A Buddhist monk was walking barefoot on a dusty road when he stepped on something sharp. It stuck in his heel, so after a few steps he stopped to pull it out. Low and behold, it was a very beautifully carved and very valuable gemstone. The monk rinsed it off at a well he was passing and tossed it in his satchel, along with the partial loaf of bread that was to be his one meal of the day.

A little further down the road, the monk happened upon a beggar. The beggar spied the partial loaf, leapt in front of the monk, bowed three times and said, "O Venerable Sir! I am but a poor starving beggar. Might I have a taste of your bread?" Whereupon the monk pulled the loaf from his satchel, and before handing it to the beggar, pulled the gem from the crust where it had become imbedded. He then handed the entire loaf to the beggar.

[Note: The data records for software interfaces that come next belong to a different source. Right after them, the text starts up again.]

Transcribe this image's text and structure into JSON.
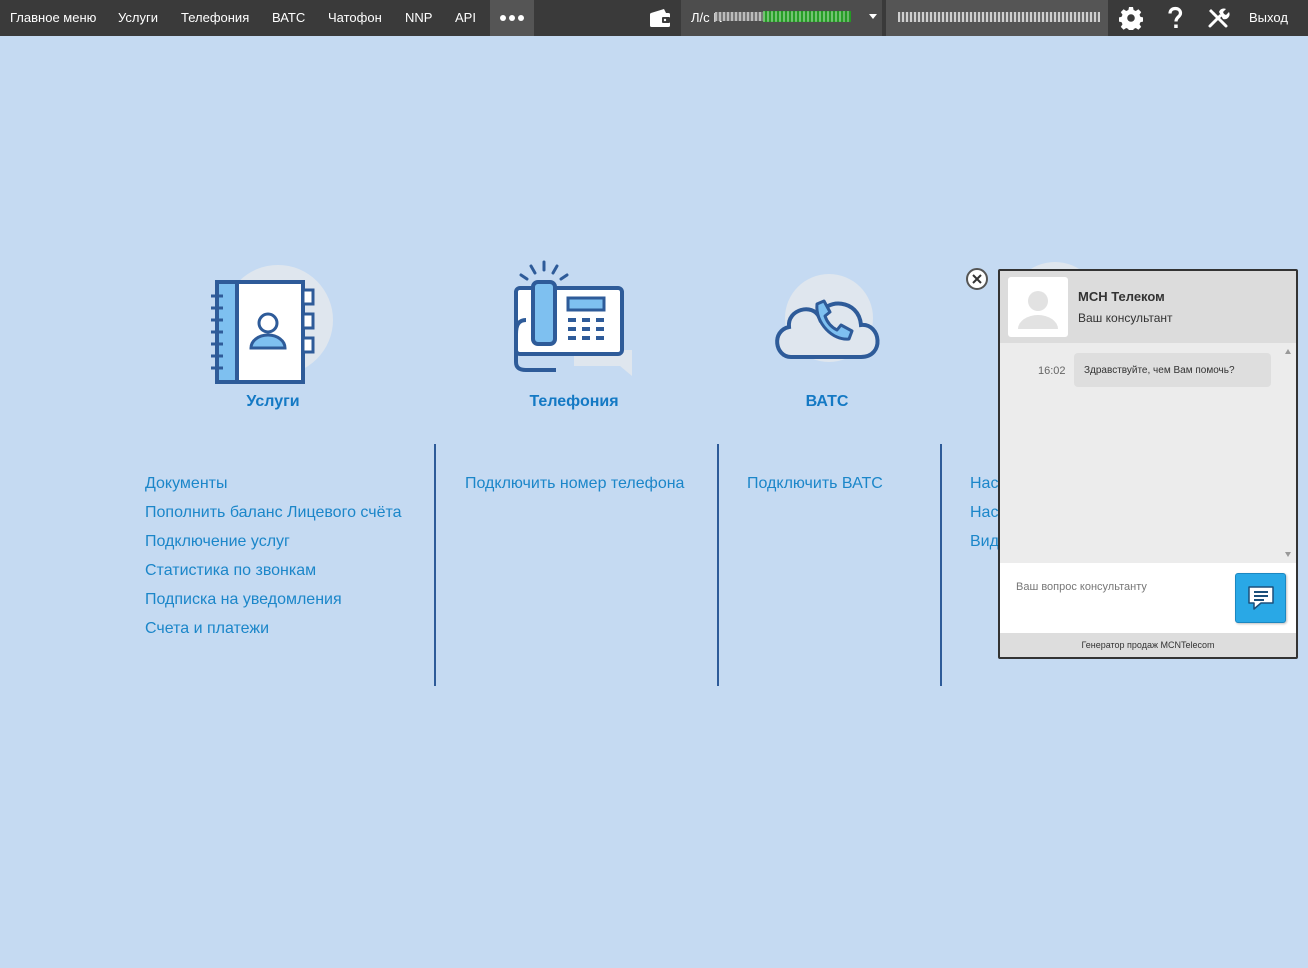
{
  "topbar": {
    "menu": [
      {
        "label": "Главное меню"
      },
      {
        "label": "Услуги"
      },
      {
        "label": "Телефония"
      },
      {
        "label": "ВАТС"
      },
      {
        "label": "Чатофон"
      },
      {
        "label": "NNP"
      },
      {
        "label": "API"
      }
    ],
    "more_icon": "more-dots-icon",
    "wallet_icon": "wallet-icon",
    "account_prefix": "Л/с N",
    "settings_icon": "gear-icon",
    "help_icon": "question-icon",
    "tools_icon": "tools-icon",
    "logout_label": "Выход",
    "bg_color": "#3a3a3a"
  },
  "tiles": [
    {
      "title": "Услуги",
      "icon": "address-book-icon"
    },
    {
      "title": "Телефония",
      "icon": "desk-phone-icon"
    },
    {
      "title": "ВАТС",
      "icon": "cloud-phone-icon"
    }
  ],
  "columns": [
    {
      "links": [
        "Документы",
        "Пополнить баланс Лицевого счёта",
        "Подключение услуг",
        "Статистика по звонкам",
        "Подписка на уведомления",
        "Счета и платежи"
      ]
    },
    {
      "links": [
        "Подключить номер телефона"
      ]
    },
    {
      "links": [
        "Подключить ВАТС"
      ]
    },
    {
      "links": [
        "Нас",
        "Нас",
        "Вид"
      ]
    }
  ],
  "chat": {
    "name": "МСН Телеком",
    "role": "Ваш консультант",
    "messages": [
      {
        "time": "16:02",
        "text": "Здравствуйте, чем Вам помочь?"
      }
    ],
    "input_placeholder": "Ваш вопрос консультанту",
    "footer": "Генератор продаж MCNTelecom",
    "send_icon": "chat-bubble-icon",
    "close_icon": "close-icon",
    "accent_color": "#29a8e6"
  },
  "colors": {
    "background": "#c5daf2",
    "link": "#1b86c9",
    "tile_title": "#1479c4",
    "icon_stroke": "#2e5b99",
    "icon_fill": "#7ec0f0"
  }
}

The beggar saw the gemstone and pleaded, "O, Most Worthy One! I have taken your only meal of the day, and this is not right. I see you have a gemstone, which would relieve me greatly of my situation. May I give you back your bread in exchange for the gem?" At this, the monk promptly gave the gemstone to the beggar, telling him also to keep the bread. The beggar was ecstatic and galloped off down the road.

The monk, noticing it was time for meditation, sat down under a nearby tree. A few minutes later he became aware of the presence of someone and opening his eyes, he saw the beggar, who thrust out his hand with the gem, saying, "O Venerable One, may I please return the gem to you? I don't want it!"

The monk asked, “What sir, do you want?" And the beggar replied, "I want what you have that allowed you to give away everything."

*Click here to download and print this essay. A briefer version of this essay was presented in March 2009 to an interfaith gathering that focused on how the teachings of different religions might help deal with current economic challenges.